--- What this task involves ---
Lines before the one containing "Give me the" in the records below are to be left out; that line and all after it, through the end, are to be retyped exactly.

-------- Input material --------

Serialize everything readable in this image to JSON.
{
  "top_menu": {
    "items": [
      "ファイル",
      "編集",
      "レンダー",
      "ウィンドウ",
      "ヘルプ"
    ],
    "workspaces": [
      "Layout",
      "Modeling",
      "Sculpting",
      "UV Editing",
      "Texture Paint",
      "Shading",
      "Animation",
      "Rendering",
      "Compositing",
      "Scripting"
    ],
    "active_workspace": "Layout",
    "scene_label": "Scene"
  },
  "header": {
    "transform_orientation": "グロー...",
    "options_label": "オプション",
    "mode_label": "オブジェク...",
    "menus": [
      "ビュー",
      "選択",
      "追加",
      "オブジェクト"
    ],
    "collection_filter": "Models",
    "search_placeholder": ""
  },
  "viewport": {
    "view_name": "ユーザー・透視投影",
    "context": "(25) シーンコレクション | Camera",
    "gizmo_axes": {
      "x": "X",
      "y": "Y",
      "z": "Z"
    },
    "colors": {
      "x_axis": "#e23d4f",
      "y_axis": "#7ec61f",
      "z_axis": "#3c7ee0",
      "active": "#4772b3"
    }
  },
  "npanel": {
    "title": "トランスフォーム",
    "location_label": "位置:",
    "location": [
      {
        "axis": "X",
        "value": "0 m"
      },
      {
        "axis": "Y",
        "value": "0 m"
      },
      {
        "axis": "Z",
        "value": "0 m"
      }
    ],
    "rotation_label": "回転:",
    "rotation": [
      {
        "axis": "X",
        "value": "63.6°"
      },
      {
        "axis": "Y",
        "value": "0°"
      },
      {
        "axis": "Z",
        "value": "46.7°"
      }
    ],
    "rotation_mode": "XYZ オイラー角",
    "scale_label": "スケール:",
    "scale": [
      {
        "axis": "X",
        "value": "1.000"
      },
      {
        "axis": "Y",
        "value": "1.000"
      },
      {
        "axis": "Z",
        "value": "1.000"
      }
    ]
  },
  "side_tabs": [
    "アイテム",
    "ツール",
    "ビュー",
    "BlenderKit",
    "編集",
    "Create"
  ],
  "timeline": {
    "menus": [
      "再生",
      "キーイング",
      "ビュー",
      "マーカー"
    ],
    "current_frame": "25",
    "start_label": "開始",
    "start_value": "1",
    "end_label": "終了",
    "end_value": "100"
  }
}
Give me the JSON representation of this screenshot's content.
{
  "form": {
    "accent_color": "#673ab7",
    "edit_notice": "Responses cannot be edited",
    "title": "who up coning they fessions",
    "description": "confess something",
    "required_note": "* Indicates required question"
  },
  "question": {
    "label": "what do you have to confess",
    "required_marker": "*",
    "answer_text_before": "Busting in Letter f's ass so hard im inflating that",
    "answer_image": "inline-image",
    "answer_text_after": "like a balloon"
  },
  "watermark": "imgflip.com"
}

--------

--- Problem solution ---
Give me the JSON representation of this screenshot's content.
{
  "form": {
    "accent_color": "#673ab7",
    "edit_notice": "Responses cannot be edited",
    "title": "who up coning they fessions",
    "description": "confess something",
    "required_note": "* Indicates required question"
  },
  "question": {
    "label": "what do you have to confess",
    "required_marker": "*",
    "answer_text_before": "Busting in Letter f's ass so hard im inflating that",
    "answer_image": "inline-image",
    "answer_text_after": "like a balloon"
  },
  "watermark": "imgflip.com"
}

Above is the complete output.